Churchwarden said...

I believe it's a famous writer from Israel that I recently heard talking about the force of forcing people to change.

Feasible or not, a human trying to change a human is one thing, whereas a human trying to comprehend God (which is an effort of changing God, in an undisputable, absolute way) is another. A ridiculous one.

God remains the same and out of reach.

doodler said...

@Goddess of love...

If there is one I will go to hell - so my only hope is total extinction (which seems guaranteed, given that the Self and the brain are one).


"out or reach" is all I need...

irlandos said...

@ doodler
"If there is one I will go to hell"

All of us atheists … will go to hell if God exists. Then again think what an interesting place hell will be, full of true scientists and philosophers.

Bertrand Russell, was once asked what he would say if, after his death, found himself confronted by God, demanding to know why Russell had not believed in Him (or Her). Bertrand Russell’s reply was: "Not enough evidence God, not enough evidence". So, if God did exist, as the Creator of the universe, He (or She) should be a scientist. And as a scientist, He (or She) should accept Russell’s argument.

For a much more humorous portrayal of hell, visit this


candide said...

Was this the best-of-all-possible earthquakes?

Well, since there is no God (or he/she exists and does not care, or he/she exists and punishes us, choose your version), the difficult task of surviving and recovering falls upon... us, humans.

Lets hope humans will not react as we have been in the past:

"After the earthquake, which had destroyed three-fourths of the city of Lisbon, the sages of that country could think of no means more effectual to preserve the kingdom from utter ruin than to entertain the people with an auto-da-fe, it having been decided by the University of Coimbra, that the burning of a few people alive by a slow fire, and with great ceremony, is an infallible preventive of earthquakes."

From Candide, Chapter 6. (from Wikipedia's English translation)

Aphrodite said...

@atheist doodler,

(sounds far funkier than "My Bloody Valentine"!)

"If there is one I will go to hell"

And what if the Designer were also a bad-tasted prankster, and sent you right into a blissful Heaven? How would you feel as a philosopher with the post-knowledge, but not the ability to return and spread the word any more?

Being in Heaven and still feeling like Hell I presume...

But anyways, Hell is too small for Adolf, Stalin and the rest, for you to join them!
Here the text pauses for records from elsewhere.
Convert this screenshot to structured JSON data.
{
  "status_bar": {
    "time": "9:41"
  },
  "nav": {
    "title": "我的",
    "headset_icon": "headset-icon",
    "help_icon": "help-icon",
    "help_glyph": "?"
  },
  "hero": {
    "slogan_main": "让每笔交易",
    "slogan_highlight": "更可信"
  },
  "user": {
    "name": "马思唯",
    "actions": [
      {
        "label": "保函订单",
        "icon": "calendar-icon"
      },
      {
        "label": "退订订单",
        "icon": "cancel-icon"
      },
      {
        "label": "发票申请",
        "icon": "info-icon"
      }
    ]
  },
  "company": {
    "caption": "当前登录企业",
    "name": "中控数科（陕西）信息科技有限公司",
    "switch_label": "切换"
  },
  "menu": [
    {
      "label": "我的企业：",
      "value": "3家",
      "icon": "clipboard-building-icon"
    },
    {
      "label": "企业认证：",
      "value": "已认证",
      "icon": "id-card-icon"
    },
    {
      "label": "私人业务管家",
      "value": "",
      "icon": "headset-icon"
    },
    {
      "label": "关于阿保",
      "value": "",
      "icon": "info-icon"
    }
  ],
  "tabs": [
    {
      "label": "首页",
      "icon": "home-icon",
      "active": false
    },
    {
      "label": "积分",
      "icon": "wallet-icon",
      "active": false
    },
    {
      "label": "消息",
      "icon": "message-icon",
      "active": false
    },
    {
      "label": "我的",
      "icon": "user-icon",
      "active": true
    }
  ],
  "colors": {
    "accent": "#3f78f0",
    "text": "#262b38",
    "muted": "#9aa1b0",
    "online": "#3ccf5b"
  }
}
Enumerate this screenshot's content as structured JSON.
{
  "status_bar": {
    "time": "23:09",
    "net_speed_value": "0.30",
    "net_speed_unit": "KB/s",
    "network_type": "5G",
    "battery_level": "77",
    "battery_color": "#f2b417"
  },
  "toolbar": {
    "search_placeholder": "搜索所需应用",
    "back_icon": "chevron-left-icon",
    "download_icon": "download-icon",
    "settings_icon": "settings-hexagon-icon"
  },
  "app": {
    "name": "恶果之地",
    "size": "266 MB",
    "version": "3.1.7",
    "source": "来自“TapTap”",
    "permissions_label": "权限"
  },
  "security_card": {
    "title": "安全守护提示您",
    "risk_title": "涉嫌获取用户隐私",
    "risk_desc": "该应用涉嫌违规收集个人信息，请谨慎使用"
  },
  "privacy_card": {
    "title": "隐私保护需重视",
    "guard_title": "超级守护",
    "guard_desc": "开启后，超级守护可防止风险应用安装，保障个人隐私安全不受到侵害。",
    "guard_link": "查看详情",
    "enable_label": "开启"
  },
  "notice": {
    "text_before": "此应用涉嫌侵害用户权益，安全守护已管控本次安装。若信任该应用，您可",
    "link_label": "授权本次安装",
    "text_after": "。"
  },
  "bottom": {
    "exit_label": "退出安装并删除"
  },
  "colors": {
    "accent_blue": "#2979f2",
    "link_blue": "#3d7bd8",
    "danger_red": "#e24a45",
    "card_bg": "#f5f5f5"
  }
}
Not believing is surely a lesser crime than taking lives, right?


"- so my only hope is total extinction (which seems guaranteed, given that the Self and the brain are one)."

The Self and the Brain are one, as we see it. But is the Self only what we perceive as "Me"? What about all the "Me" held by the people in our lives? Does this get instantly extinct too?

Undertakers of the world unite! The man is stealing your business! No funerals needed no more!




Great video!

PS- and it's "convinCed", not "convinsed" as I wrote earlier, sorry, wee hours typos...

Yannis H said...

I came to think that when something horrible and completely out of the ordinary happens to a person, the pain is altered by the feeling of injustice, the sense of uniqueness. “Why me?” each person would cry in such an occasion.

In a huge tragedy, on the other hand, that strikes on thousands of people, the feeling of injustice is widespread and this of uniqueness is gone; there is no “why me?”. Just plain “why?” A common cry, a shared pain. Moreover, the stages of recovery are not private, having the rest of the world functioning in a normal manner. Rater, all people around will be tuned to the same steps.

A general tragedy is difficult to comprehend for an outsider - I reckon, however, that it can be easier to carry the burden on a personal level. The amount of change is immense – making matters less personal. We (think we) understand a personal and isolated tragedy – but the individual’s pain is likely to be deeper there.

All these may seem like equations of pain – though they provide an alternative to the original post.

asproclear said...

@yannis h

Sometimes, if a disaster doesnt happen to more than one, 'it never happened', for the social body.